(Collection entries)
════════

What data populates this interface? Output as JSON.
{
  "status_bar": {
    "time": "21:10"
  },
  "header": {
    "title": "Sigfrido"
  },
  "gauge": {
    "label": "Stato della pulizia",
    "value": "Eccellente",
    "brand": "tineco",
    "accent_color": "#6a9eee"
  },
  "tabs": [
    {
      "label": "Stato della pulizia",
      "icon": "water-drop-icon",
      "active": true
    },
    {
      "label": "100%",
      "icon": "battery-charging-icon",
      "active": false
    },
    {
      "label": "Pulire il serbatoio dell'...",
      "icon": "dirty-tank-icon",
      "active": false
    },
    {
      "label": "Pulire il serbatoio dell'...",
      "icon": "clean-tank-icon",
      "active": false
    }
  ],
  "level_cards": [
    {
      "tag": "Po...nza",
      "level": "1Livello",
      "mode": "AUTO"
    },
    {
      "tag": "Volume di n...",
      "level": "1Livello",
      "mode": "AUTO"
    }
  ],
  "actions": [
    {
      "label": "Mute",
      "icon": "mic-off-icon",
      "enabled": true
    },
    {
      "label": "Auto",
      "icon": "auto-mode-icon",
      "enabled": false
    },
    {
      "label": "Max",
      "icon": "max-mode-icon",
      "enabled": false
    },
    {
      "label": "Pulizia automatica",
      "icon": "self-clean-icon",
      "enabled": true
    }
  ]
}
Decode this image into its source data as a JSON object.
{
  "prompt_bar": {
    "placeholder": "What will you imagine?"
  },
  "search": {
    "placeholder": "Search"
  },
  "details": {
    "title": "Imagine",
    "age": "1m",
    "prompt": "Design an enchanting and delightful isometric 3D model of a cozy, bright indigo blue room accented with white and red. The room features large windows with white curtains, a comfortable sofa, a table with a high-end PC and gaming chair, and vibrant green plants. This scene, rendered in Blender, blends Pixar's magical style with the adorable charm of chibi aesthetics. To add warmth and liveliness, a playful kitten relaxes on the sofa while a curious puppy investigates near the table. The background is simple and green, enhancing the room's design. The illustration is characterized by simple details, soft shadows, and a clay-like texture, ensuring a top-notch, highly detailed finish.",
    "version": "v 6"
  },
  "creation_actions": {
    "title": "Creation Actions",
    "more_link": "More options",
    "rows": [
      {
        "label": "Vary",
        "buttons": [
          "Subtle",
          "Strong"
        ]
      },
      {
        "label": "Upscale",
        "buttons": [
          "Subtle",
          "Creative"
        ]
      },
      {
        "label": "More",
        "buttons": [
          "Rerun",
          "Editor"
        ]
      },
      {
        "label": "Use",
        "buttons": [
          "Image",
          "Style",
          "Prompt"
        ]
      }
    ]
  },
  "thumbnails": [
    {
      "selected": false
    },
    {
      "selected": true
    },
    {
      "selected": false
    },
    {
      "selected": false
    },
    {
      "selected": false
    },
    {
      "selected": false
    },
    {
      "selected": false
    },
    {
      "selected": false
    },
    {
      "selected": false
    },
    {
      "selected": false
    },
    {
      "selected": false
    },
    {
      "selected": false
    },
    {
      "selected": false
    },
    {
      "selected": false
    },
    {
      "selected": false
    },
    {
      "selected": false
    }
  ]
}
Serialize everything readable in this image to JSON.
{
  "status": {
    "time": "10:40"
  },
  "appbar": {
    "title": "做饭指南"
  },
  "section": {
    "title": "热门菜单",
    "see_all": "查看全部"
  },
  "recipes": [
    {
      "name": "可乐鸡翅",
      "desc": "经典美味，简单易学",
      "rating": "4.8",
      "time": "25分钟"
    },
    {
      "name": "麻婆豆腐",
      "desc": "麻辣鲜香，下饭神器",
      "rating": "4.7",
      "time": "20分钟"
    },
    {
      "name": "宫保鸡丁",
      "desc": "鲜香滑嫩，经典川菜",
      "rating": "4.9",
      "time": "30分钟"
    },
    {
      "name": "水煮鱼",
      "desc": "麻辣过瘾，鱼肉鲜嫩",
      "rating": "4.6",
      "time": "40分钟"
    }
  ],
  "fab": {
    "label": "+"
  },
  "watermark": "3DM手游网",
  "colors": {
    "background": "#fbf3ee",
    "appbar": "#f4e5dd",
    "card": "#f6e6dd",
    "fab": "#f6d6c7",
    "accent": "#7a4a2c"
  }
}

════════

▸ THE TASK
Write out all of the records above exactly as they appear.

▸ RESPONSE TO THIS TASK
What data populates this interface? Output as JSON.
{
  "status_bar": {
    "time": "21:10"
  },
  "header": {
    "title": "Sigfrido"
  },
  "gauge": {
    "label": "Stato della pulizia",
    "value": "Eccellente",
    "brand": "tineco",
    "accent_color": "#6a9eee"
  },
  "tabs": [
    {
      "label": "Stato della pulizia",
      "icon": "water-drop-icon",
      "active": true
    },
    {
      "label": "100%",
      "icon": "battery-charging-icon",
      "active": false
    },
    {
      "label": "Pulire il serbatoio dell'...",
      "icon": "dirty-tank-icon",
      "active": false
    },
    {
      "label": "Pulire il serbatoio dell'...",
      "icon": "clean-tank-icon",
      "active": false
    }
  ],
  "level_cards": [
    {
      "tag": "Po...nza",
      "level": "1Livello",
      "mode": "AUTO"
    },
    {
      "tag": "Volume di n...",
      "level": "1Livello",
      "mode": "AUTO"
    }
  ],
  "actions": [
    {
      "label": "Mute",
      "icon": "mic-off-icon",
      "enabled": true
    },
    {
      "label": "Auto",
      "icon": "auto-mode-icon",
      "enabled": false
    },
    {
      "label": "Max",
      "icon": "max-mode-icon",
      "enabled": false
    },
    {
      "label": "Pulizia automatica",
      "icon": "self-clean-icon",
      "enabled": true
    }
  ]
}
Decode this image into its source data as a JSON object.
{
  "prompt_bar": {
    "placeholder": "What will you imagine?"
  },
  "search": {
    "placeholder": "Search"
  },
  "details": {
    "title": "Imagine",
    "age": "1m",
    "prompt": "Design an enchanting and delightful isometric 3D model of a cozy, bright indigo blue room accented with white and red. The room features large windows with white curtains, a comfortable sofa, a table with a high-end PC and gaming chair, and vibrant green plants. This scene, rendered in Blender, blends Pixar's magical style with the adorable charm of chibi aesthetics. To add warmth and liveliness, a playful kitten relaxes on the sofa while a curious puppy investigates near the table. The background is simple and green, enhancing the room's design. The illustration is characterized by simple details, soft shadows, and a clay-like texture, ensuring a top-notch, highly detailed finish.",
    "version": "v 6"
  },
  "creation_actions": {
    "title": "Creation Actions",
    "more_link": "More options",
    "rows": [
      {
        "label": "Vary",
        "buttons": [
          "Subtle",
          "Strong"
        ]
      },
      {
        "label": "Upscale",
        "buttons": [
          "Subtle",
          "Creative"
        ]
      },
      {
        "label": "More",
        "buttons": [
          "Rerun",
          "Editor"
        ]
      },
      {
        "label": "Use",
        "buttons": [
          "Image",
          "Style",
          "Prompt"
        ]
      }
    ]
  },
  "thumbnails": [
    {
      "selected": false
    },
    {
      "selected": true
    },
    {
      "selected": false
    },
    {
      "selected": false
    },
    {
      "selected": false
    },
    {
      "selected": false
    },
    {
      "selected": false
    },
    {
      "selected": false
    },
    {
      "selected": false
    },
    {
      "selected": false
    },
    {
      "selected": false
    },
    {
      "selected": false
    },
    {
      "selected": false
    },
    {
      "selected": false
    },
    {
      "selected": false
    },
    {
      "selected": false
    }
  ]
}
Serialize everything readable in this image to JSON.
{
  "status": {
    "time": "10:40"
  },
  "appbar": {
    "title": "做饭指南"
  },
  "section": {
    "title": "热门菜单",
    "see_all": "查看全部"
  },
  "recipes": [
    {
      "name": "可乐鸡翅",
      "desc": "经典美味，简单易学",
      "rating": "4.8",
      "time": "25分钟"
    },
    {
      "name": "麻婆豆腐",
      "desc": "麻辣鲜香，下饭神器",
      "rating": "4.7",
      "time": "20分钟"
    },
    {
      "name": "宫保鸡丁",
      "desc": "鲜香滑嫩，经典川菜",
      "rating": "4.9",
      "time": "30分钟"
    },
    {
      "name": "水煮鱼",
      "desc": "麻辣过瘾，鱼肉鲜嫩",
      "rating": "4.6",
      "time": "40分钟"
    }
  ],
  "fab": {
    "label": "+"
  },
  "watermark": "3DM手游网",
  "colors": {
    "background": "#fbf3ee",
    "appbar": "#f4e5dd",
    "card": "#f6e6dd",
    "fab": "#f6d6c7",
    "accent": "#7a4a2c"
  }
}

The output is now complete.